[3] YanZai Wang, YongQiu Wu, MeiHui Pan, RuiJie Lu. Comparison of two classification methods to identify grain size fractions of aeolian sediment[J]. Sciences in Cold and Arid Regions, 2018, 10(5): 413 -420 .
[4] YinHuan Ao, ShiHua Lyu, ZhaoGuo Li, LiJuan Wen, Lin Zhao.
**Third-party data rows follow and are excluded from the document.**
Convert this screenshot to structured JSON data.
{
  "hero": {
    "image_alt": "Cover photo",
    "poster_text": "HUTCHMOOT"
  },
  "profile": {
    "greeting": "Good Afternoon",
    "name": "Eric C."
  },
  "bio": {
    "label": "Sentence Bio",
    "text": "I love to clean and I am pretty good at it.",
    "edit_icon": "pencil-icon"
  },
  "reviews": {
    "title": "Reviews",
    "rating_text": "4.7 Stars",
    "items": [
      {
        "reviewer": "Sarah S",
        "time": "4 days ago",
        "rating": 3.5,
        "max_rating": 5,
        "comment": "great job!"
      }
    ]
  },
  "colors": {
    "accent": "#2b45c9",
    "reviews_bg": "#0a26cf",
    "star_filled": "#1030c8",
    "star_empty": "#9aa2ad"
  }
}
Numerical simulation of the climate effect of high-altitude lakes on the Tibetan Plateau[J]. Sciences in Cold and Arid Regions, 2018, 10(5): 379 -391 .
[5] Zhuo Ga, Za Dui, Duodian Luozhu, Jun Du. Comparison of precipitation products to observations in Tibet during the rainy season[J]. Sciences in Cold and Arid Regions, 2018, 10(5): 392 -403 .
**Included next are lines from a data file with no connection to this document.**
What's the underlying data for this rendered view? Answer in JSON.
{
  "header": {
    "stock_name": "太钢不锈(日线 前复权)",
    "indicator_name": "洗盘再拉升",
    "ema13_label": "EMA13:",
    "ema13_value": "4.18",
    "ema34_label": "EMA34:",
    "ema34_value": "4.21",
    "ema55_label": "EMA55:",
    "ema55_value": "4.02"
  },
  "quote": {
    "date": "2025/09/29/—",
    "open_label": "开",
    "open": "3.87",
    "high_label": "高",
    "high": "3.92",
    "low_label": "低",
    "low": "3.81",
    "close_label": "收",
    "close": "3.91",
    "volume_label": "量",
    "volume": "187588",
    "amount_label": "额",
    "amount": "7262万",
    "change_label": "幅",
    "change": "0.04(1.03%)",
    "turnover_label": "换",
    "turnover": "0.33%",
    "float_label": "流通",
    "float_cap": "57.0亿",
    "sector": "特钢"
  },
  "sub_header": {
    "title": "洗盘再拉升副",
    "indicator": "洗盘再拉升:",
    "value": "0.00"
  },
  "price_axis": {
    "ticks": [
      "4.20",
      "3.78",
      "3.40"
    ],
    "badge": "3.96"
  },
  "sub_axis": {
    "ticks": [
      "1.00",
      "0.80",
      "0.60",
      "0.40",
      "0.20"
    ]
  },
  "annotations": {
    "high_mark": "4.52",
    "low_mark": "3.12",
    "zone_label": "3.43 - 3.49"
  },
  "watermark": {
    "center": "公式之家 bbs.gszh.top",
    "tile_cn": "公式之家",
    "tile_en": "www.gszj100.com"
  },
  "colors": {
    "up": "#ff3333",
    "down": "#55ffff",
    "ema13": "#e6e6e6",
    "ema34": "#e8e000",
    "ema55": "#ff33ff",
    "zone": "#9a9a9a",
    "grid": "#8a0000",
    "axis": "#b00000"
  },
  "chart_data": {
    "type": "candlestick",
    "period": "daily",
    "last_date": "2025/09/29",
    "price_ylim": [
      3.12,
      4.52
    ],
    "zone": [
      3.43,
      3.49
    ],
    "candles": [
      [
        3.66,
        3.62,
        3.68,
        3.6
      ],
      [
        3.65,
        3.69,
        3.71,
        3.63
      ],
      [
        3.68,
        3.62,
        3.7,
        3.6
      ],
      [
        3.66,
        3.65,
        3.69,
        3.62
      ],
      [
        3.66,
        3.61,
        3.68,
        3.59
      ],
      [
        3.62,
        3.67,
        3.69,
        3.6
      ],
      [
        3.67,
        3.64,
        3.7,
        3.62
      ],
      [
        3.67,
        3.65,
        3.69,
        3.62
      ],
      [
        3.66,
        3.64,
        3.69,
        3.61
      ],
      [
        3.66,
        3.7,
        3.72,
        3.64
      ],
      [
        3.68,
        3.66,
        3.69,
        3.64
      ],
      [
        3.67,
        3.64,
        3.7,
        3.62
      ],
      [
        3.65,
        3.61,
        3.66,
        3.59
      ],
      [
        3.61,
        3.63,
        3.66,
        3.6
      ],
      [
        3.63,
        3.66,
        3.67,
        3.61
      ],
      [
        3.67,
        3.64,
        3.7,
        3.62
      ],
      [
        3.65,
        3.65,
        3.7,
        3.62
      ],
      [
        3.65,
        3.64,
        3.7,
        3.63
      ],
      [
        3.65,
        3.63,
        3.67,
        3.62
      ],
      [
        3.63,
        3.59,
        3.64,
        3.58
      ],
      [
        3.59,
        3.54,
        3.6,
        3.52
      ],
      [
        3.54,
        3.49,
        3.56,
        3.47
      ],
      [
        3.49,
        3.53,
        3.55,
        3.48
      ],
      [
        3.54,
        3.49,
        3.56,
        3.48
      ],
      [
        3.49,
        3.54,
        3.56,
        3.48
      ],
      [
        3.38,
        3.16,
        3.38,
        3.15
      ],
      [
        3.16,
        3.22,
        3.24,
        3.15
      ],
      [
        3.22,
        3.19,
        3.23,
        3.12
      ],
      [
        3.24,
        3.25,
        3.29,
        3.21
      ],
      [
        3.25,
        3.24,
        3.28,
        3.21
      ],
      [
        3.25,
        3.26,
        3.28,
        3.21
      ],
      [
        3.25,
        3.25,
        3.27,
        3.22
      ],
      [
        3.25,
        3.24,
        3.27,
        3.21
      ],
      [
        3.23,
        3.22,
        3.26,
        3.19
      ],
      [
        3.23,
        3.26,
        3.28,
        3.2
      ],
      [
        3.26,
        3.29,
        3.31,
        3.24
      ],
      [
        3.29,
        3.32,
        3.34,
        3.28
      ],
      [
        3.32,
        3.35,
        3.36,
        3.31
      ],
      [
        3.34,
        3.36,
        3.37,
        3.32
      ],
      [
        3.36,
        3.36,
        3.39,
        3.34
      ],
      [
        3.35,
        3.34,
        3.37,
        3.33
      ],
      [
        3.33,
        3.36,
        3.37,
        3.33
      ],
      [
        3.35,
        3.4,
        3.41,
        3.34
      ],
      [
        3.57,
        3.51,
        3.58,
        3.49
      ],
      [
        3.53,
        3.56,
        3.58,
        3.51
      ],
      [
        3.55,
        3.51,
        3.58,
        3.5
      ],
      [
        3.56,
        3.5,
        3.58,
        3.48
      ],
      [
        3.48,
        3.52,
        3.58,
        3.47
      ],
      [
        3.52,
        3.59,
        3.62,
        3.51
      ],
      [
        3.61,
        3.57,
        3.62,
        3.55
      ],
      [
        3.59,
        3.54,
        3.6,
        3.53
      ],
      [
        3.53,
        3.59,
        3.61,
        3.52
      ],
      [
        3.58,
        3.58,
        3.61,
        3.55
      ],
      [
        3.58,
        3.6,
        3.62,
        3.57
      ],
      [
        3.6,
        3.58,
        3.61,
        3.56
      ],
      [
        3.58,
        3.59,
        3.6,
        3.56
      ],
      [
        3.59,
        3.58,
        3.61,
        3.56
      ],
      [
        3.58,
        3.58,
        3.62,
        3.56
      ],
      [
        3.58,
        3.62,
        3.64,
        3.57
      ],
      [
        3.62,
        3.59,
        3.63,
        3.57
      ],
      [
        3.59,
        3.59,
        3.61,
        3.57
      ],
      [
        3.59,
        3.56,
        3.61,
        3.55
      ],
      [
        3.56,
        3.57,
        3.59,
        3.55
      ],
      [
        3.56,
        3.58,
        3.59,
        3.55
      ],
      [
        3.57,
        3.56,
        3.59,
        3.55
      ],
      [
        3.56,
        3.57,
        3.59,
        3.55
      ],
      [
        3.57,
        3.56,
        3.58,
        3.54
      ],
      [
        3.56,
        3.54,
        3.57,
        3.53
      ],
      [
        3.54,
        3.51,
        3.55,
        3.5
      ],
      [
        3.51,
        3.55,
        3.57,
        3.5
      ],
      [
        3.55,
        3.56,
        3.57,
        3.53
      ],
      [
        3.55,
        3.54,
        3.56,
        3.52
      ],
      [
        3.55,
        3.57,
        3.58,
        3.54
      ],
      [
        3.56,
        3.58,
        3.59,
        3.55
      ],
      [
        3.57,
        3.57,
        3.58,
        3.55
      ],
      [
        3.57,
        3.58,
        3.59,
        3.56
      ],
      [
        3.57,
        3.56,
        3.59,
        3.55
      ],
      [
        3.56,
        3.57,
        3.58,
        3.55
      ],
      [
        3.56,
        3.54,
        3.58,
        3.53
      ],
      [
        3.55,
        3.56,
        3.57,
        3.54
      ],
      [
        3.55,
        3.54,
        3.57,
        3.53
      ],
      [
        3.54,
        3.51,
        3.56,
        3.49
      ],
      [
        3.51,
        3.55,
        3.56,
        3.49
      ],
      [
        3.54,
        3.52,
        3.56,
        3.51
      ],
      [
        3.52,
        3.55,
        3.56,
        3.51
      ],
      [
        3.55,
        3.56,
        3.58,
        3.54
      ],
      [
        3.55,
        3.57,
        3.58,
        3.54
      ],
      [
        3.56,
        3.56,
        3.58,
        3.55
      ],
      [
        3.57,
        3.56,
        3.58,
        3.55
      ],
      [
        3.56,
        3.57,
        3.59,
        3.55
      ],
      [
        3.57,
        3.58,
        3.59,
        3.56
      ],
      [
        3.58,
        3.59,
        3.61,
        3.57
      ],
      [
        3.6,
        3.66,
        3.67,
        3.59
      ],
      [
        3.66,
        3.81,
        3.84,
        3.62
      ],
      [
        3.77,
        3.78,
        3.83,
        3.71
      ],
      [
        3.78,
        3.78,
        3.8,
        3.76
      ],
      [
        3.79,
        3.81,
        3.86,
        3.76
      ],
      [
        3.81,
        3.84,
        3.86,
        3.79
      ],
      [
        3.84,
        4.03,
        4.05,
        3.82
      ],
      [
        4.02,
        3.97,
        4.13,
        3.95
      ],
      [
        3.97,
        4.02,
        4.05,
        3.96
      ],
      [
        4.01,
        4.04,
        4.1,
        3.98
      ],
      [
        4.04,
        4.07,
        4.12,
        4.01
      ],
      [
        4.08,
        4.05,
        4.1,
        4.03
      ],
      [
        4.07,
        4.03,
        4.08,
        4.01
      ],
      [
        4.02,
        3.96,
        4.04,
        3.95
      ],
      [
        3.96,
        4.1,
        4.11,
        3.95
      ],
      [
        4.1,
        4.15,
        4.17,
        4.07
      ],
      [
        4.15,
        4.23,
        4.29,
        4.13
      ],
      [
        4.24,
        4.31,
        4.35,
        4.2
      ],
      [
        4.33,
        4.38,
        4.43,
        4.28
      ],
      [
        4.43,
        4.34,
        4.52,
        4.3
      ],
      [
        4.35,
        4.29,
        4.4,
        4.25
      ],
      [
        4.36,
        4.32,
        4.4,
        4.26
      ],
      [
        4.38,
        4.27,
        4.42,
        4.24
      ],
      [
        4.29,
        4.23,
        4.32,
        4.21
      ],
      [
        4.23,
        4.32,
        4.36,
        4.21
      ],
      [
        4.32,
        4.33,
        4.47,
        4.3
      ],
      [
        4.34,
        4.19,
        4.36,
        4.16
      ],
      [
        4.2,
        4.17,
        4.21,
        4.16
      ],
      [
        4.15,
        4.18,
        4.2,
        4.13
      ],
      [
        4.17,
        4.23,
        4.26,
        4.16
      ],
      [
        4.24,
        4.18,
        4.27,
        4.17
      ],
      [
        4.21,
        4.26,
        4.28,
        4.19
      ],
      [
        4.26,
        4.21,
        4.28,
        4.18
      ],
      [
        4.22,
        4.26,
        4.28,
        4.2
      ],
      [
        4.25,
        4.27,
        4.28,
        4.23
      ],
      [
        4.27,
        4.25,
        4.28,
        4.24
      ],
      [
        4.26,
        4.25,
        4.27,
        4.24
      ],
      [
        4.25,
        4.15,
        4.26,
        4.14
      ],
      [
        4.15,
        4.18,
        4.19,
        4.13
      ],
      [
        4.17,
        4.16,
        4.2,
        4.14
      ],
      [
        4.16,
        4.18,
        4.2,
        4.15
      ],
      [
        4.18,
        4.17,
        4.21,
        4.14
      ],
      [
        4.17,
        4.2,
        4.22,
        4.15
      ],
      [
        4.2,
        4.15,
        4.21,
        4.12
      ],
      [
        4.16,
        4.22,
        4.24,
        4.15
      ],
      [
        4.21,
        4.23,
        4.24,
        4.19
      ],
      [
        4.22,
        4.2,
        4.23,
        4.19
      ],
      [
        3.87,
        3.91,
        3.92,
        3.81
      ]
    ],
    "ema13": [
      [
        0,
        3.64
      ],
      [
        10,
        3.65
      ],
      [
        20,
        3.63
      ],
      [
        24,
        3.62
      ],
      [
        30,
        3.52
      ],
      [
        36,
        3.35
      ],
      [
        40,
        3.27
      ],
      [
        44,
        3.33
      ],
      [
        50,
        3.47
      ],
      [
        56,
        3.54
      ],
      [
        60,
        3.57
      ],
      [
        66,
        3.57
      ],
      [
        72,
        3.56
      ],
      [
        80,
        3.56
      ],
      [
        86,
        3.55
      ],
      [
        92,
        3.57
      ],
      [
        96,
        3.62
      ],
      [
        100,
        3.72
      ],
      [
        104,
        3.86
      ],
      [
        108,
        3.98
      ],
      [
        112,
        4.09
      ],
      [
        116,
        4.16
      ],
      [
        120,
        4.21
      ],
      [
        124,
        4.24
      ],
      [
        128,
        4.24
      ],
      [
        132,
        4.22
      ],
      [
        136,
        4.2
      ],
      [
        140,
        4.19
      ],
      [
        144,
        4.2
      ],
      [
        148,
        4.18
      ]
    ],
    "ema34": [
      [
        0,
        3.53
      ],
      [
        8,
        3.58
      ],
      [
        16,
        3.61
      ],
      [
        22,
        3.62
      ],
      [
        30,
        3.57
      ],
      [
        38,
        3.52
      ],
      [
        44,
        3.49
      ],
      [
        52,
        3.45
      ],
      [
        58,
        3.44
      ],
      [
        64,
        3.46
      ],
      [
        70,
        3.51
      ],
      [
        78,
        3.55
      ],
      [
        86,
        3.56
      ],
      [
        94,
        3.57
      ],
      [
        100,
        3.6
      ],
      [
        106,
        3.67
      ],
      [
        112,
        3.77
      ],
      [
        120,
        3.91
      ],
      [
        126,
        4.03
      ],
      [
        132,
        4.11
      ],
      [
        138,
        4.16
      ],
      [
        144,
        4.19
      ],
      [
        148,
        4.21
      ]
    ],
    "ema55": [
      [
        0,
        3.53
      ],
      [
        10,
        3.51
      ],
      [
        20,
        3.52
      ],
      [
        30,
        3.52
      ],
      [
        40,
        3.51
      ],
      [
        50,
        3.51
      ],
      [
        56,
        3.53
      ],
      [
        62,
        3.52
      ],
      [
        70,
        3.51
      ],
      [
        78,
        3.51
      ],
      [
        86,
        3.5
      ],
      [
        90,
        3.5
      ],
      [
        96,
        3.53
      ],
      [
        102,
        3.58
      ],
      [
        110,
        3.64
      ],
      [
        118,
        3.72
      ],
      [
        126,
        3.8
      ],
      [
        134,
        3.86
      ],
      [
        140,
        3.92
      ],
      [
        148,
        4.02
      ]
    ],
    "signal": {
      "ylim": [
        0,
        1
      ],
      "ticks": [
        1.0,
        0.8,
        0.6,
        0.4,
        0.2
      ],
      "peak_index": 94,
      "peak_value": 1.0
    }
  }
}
[6] Rong Yang, JunQia Kong, ZeYu Du, YongZhong Su. Altitude pattern of carbon stocks in desert grasslands of an arid land region[J]. Sciences in Cold and Arid Regions, 2018, 10(5): 404 -412 .
[7] Yang Qiu, ZhongKui Xie, XinPing Wang, YaJun Wang, YuBao Zhang, YuHui He, WenMei Li, WenCong Lv. Effect of slow-release iron fertilizer on iron-deficiency chlorosis, yield and quality of Lilium davidii var. unicolor in a two-year field experiment[J]. Sciences in Cold and Arid Regions, 2018, 10(5): 421 -427 .
[8] Ololade A. Oyedapo,Joseph M. Agbedahunsi,H. C Illoh,Akinwumi J. Akinloye. Comparative foliar anatomy of three Khaya species (Meliaceae) used in Nigeria as antisickling agent[J]. Sciences in Cold and Arid Regions, 2018, 10(4): 279 -285 .
[9] YuMing Wei, XiaoFei Ma, PengShan Zhao. Transcriptomic comparison to identify rapidly evolving genes in Braya humilis[J]. Sciences in Cold and Arid Regions, 2018, 10(5): 428 -435 .
[10] FangLei Zhong, AiJun Guo, XiaoJuan Yin, JinFeng Cui, Xiao Yang, YanQiong Zhang. Sociodemographic characteristics, cultural biases, and environmental attitudes: An empirical application of grid-group cultural theory in Northwestern China[J]. Sciences in Cold and Arid Regions, 2018, 10(5): 436 -446 .